Barker’s new seawall design was cast-in-place concrete, resting on wooden piles, and backfilled with rock. The piling prevented rapid settlement, and that seawall still exists under many of the Pier bulkhead buildings. The wooden pilings, which are below the mud line and are lacking oxygen to support wood boring animals or other decay, are still in nearly the same condition as when they were driven.

Mr. Barker was eventually replaced by A.V. Saph in 1911 and the job soon figured in a dramatic political fight against corruption. Consider this from the 1910 - 1912 Biennial Report of the Board of State Harbor Commissioners.

" The present Governor of the State of California, Hon. Hiram W. Johnson, took office in January, 1911. He was nominated under the operation of the new direct primary law and the cardinal plank of his campaign was his promise to destroy the illegitimate influences of the Southern Pacific Company in California politics.

Nowhere in the administrative branch of the state government was the malign influence of that dominating corporation more conspicuously illustrated than in the condition and management of the San Francisco harbor. For over forty years, with infrequent intervals, not long enough to effect much of a reform, the Southern Pacific practically owned and operated the waterfront, and used it as a piece of private business property for the advancement of its own political and business interests...
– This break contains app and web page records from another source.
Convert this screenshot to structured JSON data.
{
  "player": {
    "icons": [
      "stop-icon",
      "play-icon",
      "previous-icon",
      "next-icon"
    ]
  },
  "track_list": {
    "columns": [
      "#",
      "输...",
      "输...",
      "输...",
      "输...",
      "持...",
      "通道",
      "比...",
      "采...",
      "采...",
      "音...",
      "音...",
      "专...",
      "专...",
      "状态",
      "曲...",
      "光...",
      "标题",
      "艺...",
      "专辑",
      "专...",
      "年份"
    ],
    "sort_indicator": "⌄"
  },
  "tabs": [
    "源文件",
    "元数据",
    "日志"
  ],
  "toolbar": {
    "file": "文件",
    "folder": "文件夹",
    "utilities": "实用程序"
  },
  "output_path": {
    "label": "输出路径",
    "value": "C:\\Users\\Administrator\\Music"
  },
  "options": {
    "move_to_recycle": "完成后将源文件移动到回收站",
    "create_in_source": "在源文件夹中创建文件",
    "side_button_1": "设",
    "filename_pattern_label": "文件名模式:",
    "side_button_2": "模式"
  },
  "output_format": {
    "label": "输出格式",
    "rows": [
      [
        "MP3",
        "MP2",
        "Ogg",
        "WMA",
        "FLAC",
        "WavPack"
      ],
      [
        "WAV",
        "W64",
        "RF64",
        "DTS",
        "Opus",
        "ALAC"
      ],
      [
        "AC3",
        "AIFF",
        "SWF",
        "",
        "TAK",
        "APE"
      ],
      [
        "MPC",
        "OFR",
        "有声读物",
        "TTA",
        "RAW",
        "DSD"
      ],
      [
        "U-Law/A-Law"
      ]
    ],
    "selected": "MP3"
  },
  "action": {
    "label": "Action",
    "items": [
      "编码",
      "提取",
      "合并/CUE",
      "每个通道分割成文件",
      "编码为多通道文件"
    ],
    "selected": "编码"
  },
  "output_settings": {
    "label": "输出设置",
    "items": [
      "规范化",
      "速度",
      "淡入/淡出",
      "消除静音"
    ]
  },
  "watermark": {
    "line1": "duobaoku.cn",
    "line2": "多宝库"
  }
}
The evil effects of Southern Pacific control may be thus summarized:

»  A sustained policy of minimizing harbor improvement and development, through both legislative and administrative action.

»  The habitual appointment of harbor employees, especially of the higher grades, from political retainers, very frequently of delegates to State conventions, who secured their positions in the harbor employ in exchange for their convention votes...

Obviously the quickest method of removing Southern Pacific influence from harbor affairs was to discharge such employees, especially those at the heads of departments, as owed their positions, and therefore paid their allegiance, to the Southern Pacific "machine." ...The law limits the salary of the engineer, who under the law, is an assistant State Engineer, assigned exclusively to San Francisco harbor work, to $3,000 per year. This is ridiculously low... To plan and build good wharves... requires engineering ability of the highest technical education, training and experience, and is surely worthy of much greater compensation"

Thus the transition from the last Assistant State Engineer to the present job title of Chief Harbor Engineer. The professionalization of this key post happened just in time for the great growth of pier building that took place from 1912 through 1918, this to handle the boom in shipping through the new Panama Canal.

Many of those piers and sheds built by Port of San Francisco Chief Harbor Engineers are still in use. The Port was a state agency until 1969, when it became a City department. The Chief Harbor Engineers were all male until this year, when Nieret (Nita) Mizushima became the first Asian-American woman to hold the post anywhere in the United States.